[EXERCISE]:
With the listing in front of you, retype it exactly.

[SUPPLIED MATERIAL]:
__________________________________________________

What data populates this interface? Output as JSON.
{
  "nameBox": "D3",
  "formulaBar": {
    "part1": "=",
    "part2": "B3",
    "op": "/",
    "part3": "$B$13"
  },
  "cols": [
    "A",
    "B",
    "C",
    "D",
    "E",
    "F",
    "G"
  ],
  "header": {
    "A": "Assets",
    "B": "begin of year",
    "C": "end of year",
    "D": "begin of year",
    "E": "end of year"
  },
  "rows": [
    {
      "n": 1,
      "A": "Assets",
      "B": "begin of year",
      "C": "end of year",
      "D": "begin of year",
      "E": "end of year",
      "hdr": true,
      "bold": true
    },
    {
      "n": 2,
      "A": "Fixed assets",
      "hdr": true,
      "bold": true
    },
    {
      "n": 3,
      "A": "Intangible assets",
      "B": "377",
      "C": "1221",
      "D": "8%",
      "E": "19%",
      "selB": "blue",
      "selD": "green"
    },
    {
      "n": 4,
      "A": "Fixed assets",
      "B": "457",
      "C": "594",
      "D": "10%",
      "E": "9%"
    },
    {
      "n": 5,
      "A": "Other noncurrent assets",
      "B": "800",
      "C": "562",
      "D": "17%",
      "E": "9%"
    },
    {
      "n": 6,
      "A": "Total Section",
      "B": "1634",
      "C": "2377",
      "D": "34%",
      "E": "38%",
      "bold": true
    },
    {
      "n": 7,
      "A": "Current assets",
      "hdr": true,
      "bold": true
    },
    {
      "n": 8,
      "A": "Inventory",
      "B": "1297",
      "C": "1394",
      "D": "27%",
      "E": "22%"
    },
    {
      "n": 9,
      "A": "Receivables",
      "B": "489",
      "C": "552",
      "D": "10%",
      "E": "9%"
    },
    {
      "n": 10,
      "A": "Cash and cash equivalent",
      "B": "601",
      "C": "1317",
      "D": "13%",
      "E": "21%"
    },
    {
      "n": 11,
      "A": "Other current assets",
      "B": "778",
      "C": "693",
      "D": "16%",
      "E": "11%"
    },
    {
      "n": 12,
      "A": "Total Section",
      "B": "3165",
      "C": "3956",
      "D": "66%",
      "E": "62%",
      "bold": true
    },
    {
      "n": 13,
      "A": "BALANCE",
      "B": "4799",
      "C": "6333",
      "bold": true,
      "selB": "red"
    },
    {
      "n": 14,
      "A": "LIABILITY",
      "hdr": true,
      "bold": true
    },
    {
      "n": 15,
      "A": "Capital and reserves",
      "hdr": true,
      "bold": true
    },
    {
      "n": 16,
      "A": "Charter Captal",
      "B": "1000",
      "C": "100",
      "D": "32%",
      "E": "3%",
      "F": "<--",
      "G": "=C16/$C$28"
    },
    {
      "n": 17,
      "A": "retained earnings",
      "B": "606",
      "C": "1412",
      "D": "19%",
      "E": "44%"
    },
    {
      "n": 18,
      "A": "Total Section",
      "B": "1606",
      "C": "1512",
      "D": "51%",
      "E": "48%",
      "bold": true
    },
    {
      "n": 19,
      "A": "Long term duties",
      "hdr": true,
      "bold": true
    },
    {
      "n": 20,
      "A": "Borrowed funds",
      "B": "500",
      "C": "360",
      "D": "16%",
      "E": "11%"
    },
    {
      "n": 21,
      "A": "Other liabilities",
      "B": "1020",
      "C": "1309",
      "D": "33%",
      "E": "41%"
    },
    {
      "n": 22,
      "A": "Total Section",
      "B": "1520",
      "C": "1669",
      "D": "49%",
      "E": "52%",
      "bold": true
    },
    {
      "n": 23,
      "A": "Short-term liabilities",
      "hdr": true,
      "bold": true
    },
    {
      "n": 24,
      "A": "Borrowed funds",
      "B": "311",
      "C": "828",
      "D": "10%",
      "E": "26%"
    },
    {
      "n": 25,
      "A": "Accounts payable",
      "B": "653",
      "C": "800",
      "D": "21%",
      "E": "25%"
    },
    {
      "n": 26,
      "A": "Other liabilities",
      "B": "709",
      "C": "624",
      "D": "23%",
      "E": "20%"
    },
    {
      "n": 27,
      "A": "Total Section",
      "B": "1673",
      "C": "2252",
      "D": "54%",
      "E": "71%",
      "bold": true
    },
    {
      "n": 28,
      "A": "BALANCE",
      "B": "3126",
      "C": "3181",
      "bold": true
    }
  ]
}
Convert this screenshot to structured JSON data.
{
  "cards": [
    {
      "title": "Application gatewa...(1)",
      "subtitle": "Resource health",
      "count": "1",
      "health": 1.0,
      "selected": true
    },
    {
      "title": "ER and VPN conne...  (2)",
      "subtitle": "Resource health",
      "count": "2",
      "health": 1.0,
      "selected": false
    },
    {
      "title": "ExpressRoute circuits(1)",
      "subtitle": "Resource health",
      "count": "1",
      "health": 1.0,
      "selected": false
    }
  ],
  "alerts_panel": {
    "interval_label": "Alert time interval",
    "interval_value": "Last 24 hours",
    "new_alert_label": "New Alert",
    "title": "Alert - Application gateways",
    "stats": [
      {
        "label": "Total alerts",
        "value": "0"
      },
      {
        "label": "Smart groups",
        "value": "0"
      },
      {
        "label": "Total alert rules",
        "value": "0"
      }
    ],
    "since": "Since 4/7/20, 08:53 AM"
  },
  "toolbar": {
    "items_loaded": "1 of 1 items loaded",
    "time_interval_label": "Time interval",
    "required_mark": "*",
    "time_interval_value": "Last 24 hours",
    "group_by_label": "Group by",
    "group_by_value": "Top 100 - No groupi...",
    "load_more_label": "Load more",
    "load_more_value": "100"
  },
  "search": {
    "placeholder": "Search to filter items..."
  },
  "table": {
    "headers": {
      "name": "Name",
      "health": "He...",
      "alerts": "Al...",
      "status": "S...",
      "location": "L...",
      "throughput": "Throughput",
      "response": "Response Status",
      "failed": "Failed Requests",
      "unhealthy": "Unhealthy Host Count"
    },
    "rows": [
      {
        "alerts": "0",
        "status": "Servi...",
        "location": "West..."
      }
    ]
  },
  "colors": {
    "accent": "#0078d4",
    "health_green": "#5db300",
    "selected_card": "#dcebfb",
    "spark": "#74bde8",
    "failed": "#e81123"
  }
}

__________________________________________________

[EXERCISE RESULT]:
What data populates this interface? Output as JSON.
{
  "nameBox": "D3",
  "formulaBar": {
    "part1": "=",
    "part2": "B3",
    "op": "/",
    "part3": "$B$13"
  },
  "cols": [
    "A",
    "B",
    "C",
    "D",
    "E",
    "F",
    "G"
  ],
  "header": {
    "A": "Assets",
    "B": "begin of year",
    "C": "end of year",
    "D": "begin of year",
    "E": "end of year"
  },
  "rows": [
    {
      "n": 1,
      "A": "Assets",
      "B": "begin of year",
      "C": "end of year",
      "D": "begin of year",
      "E": "end of year",
      "hdr": true,
      "bold": true
    },
    {
      "n": 2,
      "A": "Fixed assets",
      "hdr": true,
      "bold": true
    },
    {
      "n": 3,
      "A": "Intangible assets",
      "B": "377",
      "C": "1221",
      "D": "8%",
      "E": "19%",
      "selB": "blue",
      "selD": "green"
    },
    {
      "n": 4,
      "A": "Fixed assets",
      "B": "457",
      "C": "594",
      "D": "10%",
      "E": "9%"
    },
    {
      "n": 5,
      "A": "Other noncurrent assets",
      "B": "800",
      "C": "562",
      "D": "17%",
      "E": "9%"
    },
    {
      "n": 6,
      "A": "Total Section",
      "B": "1634",
      "C": "2377",
      "D": "34%",
      "E": "38%",
      "bold": true
    },
    {
      "n": 7,
      "A": "Current assets",
      "hdr": true,
      "bold": true
    },
    {
      "n": 8,
      "A": "Inventory",
      "B": "1297",
      "C": "1394",
      "D": "27%",
      "E": "22%"
    },
    {
      "n": 9,
      "A": "Receivables",
      "B": "489",
      "C": "552",
      "D": "10%",
      "E": "9%"
    },
    {
      "n": 10,
      "A": "Cash and cash equivalent",
      "B": "601",
      "C": "1317",
      "D": "13%",
      "E": "21%"
    },
    {
      "n": 11,
      "A": "Other current assets",
      "B": "778",
      "C": "693",
      "D": "16%",
      "E": "11%"
    },
    {
      "n": 12,
      "A": "Total Section",
      "B": "3165",
      "C": "3956",
      "D": "66%",
      "E": "62%",
      "bold": true
    },
    {
      "n": 13,
      "A": "BALANCE",
      "B": "4799",
      "C": "6333",
      "bold": true,
      "selB": "red"
    },
    {
      "n": 14,
      "A": "LIABILITY",
      "hdr": true,
      "bold": true
    },
    {
      "n": 15,
      "A": "Capital and reserves",
      "hdr": true,
      "bold": true
    },
    {
      "n": 16,
      "A": "Charter Captal",
      "B": "1000",
      "C": "100",
      "D": "32%",
      "E": "3%",
      "F": "<--",
      "G": "=C16/$C$28"
    },
    {
      "n": 17,
      "A": "retained earnings",
      "B": "606",
      "C": "1412",
      "D": "19%",
      "E": "44%"
    },
    {
      "n": 18,
      "A": "Total Section",
      "B": "1606",
      "C": "1512",
      "D": "51%",
      "E": "48%",
      "bold": true
    },
    {
      "n": 19,
      "A": "Long term duties",
      "hdr": true,
      "bold": true
    },
    {
      "n": 20,
      "A": "Borrowed funds",
      "B": "500",
      "C": "360",
      "D": "16%",
      "E": "11%"
    },
    {
      "n": 21,
      "A": "Other liabilities",
      "B": "1020",
      "C": "1309",
      "D": "33%",
      "E": "41%"
    },
    {
      "n": 22,
      "A": "Total Section",
      "B": "1520",
      "C": "1669",
      "D": "49%",
      "E": "52%",
      "bold": true
    },
    {
      "n": 23,
      "A": "Short-term liabilities",
      "hdr": true,
      "bold": true
    },
    {
      "n": 24,
      "A": "Borrowed funds",
      "B": "311",
      "C": "828",
      "D": "10%",
      "E": "26%"
    },
    {
      "n": 25,
      "A": "Accounts payable",
      "B": "653",
      "C": "800",
      "D": "21%",
      "E": "25%"
    },
    {
      "n": 26,
      "A": "Other liabilities",
      "B": "709",
      "C": "624",
      "D": "23%",
      "E": "20%"
    },
    {
      "n": 27,
      "A": "Total Section",
      "B": "1673",
      "C": "2252",
      "D": "54%",
      "E": "71%",
      "bold": true
    },
    {
      "n": 28,
      "A": "BALANCE",
      "B": "3126",
      "C": "3181",
      "bold": true
    }
  ]
}
Convert this screenshot to structured JSON data.
{
  "cards": [
    {
      "title": "Application gatewa...(1)",
      "subtitle": "Resource health",
      "count": "1",
      "health": 1.0,
      "selected": true
    },
    {
      "title": "ER and VPN conne...  (2)",
      "subtitle": "Resource health",
      "count": "2",
      "health": 1.0,
      "selected": false
    },
    {
      "title": "ExpressRoute circuits(1)",
      "subtitle": "Resource health",
      "count": "1",
      "health": 1.0,
      "selected": false
    }
  ],
  "alerts_panel": {
    "interval_label": "Alert time interval",
    "interval_value": "Last 24 hours",
    "new_alert_label": "New Alert",
    "title": "Alert - Application gateways",
    "stats": [
      {
        "label": "Total alerts",
        "value": "0"
      },
      {
        "label": "Smart groups",
        "value": "0"
      },
      {
        "label": "Total alert rules",
        "value": "0"
      }
    ],
    "since": "Since 4/7/20, 08:53 AM"
  },
  "toolbar": {
    "items_loaded": "1 of 1 items loaded",
    "time_interval_label": "Time interval",
    "required_mark": "*",
    "time_interval_value": "Last 24 hours",
    "group_by_label": "Group by",
    "group_by_value": "Top 100 - No groupi...",
    "load_more_label": "Load more",
    "load_more_value": "100"
  },
  "search": {
    "placeholder": "Search to filter items..."
  },
  "table": {
    "headers": {
      "name": "Name",
      "health": "He...",
      "alerts": "Al...",
      "status": "S...",
      "location": "L...",
      "throughput": "Throughput",
      "response": "Response Status",
      "failed": "Failed Requests",
      "unhealthy": "Unhealthy Host Count"
    },
    "rows": [
      {
        "alerts": "0",
        "status": "Servi...",
        "location": "West..."
      }
    ]
  },
  "colors": {
    "accent": "#0078d4",
    "health_green": "#5db300",
    "selected_card": "#dcebfb",
    "spark": "#74bde8",
    "failed": "#e81123"
  }
}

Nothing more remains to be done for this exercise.